RealTime IT News

Microsoft to Buy Anti-Virus Vendor Sybari

In a move expected to ramp up competitive pressure on anti-virus vendors, Microsoft said it has agreed to buy Sybari Software, a provider of anti-virus, anti-spam and content filtering technologies for enterprise customers.

The acquisition of the East Northport, N.Y.-based company, which includes both staff and technology, is bound to increase competitive pressure on anti-virus vendors such as Symantec and McAfee, whose AV products are already in wide use across enterprise networks.

This acquisition is seen helping enterprises protect their networks at the server level, especially among collaboration server systems. Sybari's technology is in use among more than 10,000 businesses worldwide, Microsoft said, and helps customers protect their messaging and collaboration servers from viruses, worms and spam.

Lucian Lui, director of product management within Microsoft's security business and technology unit, said once the deal closes, Sybari's products would continue to be sold separately from Microsoft's products.

As for whether anti-virus vendors should be nervous about now competing with the world's largest software company in the AV sector, Lui said the decision to purchase Sybari is in response to the threats of viruses and worms in e-mail and collaboration environments.

"Having a solution for customers is critical," he told internetnews.com. "This is all about providing customers with choice. We think Sybari's approach to collaboration and protection is good."

Sybari's AV scanning engines are integrated with Microsoft's Exchange server, Office SharePoint Portal Server 2003 and Microsoft's Windows SharePoint Services, as well as IBM's Lotus line of collaboration products.

"We see this helping those enterprise environments, where they are focusing on protecting themselves from threats coming into the network through e-mail and collaboration servers," Lui added. "This positions us in a way that we can provide enterprise solutions to customers."

The purchase marks Microsoft's second in the security sector in less than two months. In early December, it acquired Giant Software Company, a provider of anti-spyware products. Some 21 days after the purchase, Microsoft released a beta of its newly incorporated anti-spyware tool. In 2003, Microsoft purchased Romania-based GeCAD Software, which makes anti-virus detection and data security products.

Mike Nash, corporate vice president of the security business and technology unit at Microsoft, said enterprise customers face a complex set of attacks through their e-mail and collaboration infrastructure. He said the acquisition would provide customers with a server-level, anti-virus solution "that delivers advanced file and content-filtering capabilities and the use of multiple scan engines" in order to provide the most up-to-date protection possible.

In addition, Microsoft said, Sybari Software would play a key part in its enterprise security strategy, providing anti-virus technologies that shield communications servers and supply customers with multiple-engine protection that can help with increased detection rates of malicious software.
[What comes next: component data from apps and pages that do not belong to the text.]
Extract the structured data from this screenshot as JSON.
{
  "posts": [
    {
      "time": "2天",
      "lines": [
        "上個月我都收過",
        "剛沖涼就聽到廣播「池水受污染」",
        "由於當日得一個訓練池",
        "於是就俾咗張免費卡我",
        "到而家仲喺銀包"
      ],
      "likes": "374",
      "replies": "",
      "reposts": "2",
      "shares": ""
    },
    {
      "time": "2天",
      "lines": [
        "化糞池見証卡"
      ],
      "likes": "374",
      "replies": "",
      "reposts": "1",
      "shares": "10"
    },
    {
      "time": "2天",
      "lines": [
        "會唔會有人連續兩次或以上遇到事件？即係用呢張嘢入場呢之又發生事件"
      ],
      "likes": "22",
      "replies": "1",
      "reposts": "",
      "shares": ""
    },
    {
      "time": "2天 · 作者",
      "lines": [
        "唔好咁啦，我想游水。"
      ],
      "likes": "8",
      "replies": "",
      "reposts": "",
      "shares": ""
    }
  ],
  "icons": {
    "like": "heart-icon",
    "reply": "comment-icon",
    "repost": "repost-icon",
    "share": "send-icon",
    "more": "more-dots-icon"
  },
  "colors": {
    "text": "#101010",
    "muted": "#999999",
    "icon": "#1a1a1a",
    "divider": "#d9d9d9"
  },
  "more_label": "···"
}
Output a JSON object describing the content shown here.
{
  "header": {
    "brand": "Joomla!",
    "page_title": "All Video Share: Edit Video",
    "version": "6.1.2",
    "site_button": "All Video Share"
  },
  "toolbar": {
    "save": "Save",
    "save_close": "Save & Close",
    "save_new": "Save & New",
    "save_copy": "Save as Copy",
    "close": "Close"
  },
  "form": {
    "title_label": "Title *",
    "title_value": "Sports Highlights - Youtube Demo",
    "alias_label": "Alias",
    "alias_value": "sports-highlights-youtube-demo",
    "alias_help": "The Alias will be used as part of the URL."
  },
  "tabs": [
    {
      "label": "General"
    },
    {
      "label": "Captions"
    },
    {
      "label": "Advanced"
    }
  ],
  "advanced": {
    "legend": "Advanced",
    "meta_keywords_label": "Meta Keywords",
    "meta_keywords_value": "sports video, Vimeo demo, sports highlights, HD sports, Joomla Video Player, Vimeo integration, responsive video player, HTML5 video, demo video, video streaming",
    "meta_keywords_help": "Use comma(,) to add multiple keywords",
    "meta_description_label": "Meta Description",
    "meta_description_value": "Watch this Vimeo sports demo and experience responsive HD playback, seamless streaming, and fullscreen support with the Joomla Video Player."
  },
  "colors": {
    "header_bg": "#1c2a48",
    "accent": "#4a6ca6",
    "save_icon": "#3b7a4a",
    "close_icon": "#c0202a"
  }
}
The company cited a recent ICSA Labs survey that said e-mail attachments are the means of infection in 88 percent of virus incidents in corporate environments, a clear indication that further innovation is required.

The staff of Sybari, which is estimated at between 250 and 300, is expected to remain in its New York offices, with some officials possibly joining Microsoft at its Redmond headquarters.

As far as further plans to integrate Sybari's products with Microsoft's Exchange and SharePoint server products, Lui said Microsoft may look at integrating Sybari's technology into other products, but for now, the company will operate separately.

Sybari has been working side by side with Microsoft within some industry initiatives, such as the IMLogic Threat Center. Formed in December, the group's goal is to help IM users, as well as providers, guard against threats from malware.

Security firms McAfee, as well as IM network providers AOL, Microsoft and Yahoo, are part of the group, which works to provide detection of malware, such as IM-borne viruses and other malicious code.

In addition, Sybari is a member of the Virus Information Alliance, which was formed in 2003 as a way for software security providers to share information about virus threats impacting Microsoft products.

Financial terms of the purchase were not released.